[Dataset records Boundary: Start]

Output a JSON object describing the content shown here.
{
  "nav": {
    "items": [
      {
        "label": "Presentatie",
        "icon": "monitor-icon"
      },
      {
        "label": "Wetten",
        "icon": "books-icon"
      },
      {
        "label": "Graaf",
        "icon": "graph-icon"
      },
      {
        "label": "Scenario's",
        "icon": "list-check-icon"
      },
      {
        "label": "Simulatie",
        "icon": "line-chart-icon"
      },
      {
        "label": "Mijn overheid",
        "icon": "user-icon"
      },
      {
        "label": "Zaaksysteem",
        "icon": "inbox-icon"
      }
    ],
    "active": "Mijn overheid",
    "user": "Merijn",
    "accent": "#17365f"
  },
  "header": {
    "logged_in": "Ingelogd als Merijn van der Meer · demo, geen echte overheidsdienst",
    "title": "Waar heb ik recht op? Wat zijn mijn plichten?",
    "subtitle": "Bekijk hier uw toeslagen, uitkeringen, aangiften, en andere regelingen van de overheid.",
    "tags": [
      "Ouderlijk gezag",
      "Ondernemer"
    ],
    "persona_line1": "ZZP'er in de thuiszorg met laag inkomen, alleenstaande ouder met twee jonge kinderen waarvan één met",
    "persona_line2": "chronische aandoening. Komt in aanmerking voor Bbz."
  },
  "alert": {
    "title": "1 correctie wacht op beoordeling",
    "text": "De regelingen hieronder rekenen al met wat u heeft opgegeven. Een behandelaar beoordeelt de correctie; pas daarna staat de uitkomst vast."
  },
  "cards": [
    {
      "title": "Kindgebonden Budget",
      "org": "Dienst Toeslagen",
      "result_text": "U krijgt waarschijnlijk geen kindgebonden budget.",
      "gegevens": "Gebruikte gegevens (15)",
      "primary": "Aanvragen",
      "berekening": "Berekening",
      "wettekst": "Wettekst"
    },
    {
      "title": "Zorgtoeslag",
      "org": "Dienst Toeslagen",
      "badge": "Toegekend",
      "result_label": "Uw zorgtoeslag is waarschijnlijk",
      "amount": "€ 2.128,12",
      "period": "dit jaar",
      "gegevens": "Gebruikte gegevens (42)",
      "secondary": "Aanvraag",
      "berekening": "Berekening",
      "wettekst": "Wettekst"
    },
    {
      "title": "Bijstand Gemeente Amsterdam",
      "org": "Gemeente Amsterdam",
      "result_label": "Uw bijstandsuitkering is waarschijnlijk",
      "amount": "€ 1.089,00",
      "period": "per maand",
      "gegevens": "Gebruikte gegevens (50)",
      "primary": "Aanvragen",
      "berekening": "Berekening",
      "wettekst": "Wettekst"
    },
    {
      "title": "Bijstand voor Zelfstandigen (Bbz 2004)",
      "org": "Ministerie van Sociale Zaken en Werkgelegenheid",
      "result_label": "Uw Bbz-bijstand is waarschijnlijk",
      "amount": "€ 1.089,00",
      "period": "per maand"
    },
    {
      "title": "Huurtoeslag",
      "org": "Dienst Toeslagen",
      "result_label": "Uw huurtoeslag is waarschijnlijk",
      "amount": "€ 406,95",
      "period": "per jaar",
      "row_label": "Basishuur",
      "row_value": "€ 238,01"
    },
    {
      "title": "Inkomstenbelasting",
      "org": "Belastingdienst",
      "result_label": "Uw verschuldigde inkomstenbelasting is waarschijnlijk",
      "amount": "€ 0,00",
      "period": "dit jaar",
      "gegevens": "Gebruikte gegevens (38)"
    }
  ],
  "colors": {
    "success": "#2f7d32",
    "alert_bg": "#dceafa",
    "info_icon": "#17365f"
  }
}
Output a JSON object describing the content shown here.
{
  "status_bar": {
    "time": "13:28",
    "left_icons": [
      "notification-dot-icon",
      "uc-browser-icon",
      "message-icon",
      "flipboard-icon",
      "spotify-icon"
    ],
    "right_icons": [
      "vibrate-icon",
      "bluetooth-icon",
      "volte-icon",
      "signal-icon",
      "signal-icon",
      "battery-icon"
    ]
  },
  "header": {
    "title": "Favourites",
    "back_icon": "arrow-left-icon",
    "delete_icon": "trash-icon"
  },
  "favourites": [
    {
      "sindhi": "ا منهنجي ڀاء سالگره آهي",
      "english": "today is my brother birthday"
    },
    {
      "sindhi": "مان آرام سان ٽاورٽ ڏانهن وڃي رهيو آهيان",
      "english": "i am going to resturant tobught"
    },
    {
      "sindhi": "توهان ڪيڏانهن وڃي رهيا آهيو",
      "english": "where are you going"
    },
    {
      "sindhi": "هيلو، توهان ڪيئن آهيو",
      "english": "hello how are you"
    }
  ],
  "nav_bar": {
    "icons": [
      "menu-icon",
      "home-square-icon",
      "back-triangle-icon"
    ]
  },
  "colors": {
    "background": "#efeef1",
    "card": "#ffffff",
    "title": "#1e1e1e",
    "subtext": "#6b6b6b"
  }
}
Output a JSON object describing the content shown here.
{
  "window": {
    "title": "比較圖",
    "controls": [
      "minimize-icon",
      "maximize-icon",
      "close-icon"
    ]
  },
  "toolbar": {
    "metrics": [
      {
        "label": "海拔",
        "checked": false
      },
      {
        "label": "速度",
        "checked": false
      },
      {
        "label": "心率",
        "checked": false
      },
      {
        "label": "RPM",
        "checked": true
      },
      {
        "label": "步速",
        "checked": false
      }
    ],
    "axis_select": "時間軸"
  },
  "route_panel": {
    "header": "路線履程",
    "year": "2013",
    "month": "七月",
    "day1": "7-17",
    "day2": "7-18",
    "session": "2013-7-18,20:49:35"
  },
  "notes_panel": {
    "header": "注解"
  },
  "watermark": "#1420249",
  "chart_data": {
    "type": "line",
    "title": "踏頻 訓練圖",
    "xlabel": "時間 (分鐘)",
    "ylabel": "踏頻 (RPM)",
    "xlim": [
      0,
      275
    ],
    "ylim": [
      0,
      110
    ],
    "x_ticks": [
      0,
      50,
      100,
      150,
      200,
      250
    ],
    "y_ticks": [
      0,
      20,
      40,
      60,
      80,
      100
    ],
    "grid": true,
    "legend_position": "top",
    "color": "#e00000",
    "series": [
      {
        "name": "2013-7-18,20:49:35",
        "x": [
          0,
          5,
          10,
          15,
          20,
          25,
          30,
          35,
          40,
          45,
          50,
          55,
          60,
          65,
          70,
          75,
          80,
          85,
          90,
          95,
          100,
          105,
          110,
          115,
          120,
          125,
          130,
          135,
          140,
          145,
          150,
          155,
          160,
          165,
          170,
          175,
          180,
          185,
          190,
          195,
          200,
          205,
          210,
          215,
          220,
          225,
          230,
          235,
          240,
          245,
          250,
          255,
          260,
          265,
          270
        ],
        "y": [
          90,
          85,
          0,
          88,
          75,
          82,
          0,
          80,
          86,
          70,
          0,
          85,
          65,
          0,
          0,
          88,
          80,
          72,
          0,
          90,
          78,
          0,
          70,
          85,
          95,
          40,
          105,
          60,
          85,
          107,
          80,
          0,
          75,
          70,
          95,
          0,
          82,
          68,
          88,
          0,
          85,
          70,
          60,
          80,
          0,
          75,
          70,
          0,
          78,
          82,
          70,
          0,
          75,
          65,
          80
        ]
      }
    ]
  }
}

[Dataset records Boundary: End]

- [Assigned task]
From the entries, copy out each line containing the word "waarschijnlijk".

- [Written solution]
      "result_text": "U krijgt waarschijnlijk geen kindgebonden budget.",
      "result_label": "Uw zorgtoeslag is waarschijnlijk",
      "result_label": "Uw bijstandsuitkering is waarschijnlijk",
      "result_label": "Uw Bbz-bijstand is waarschijnlijk",
      "result_label": "Uw huurtoeslag is waarschijnlijk",
      "result_label": "Uw verschuldigde inkomstenbelasting is waarschijnlijk",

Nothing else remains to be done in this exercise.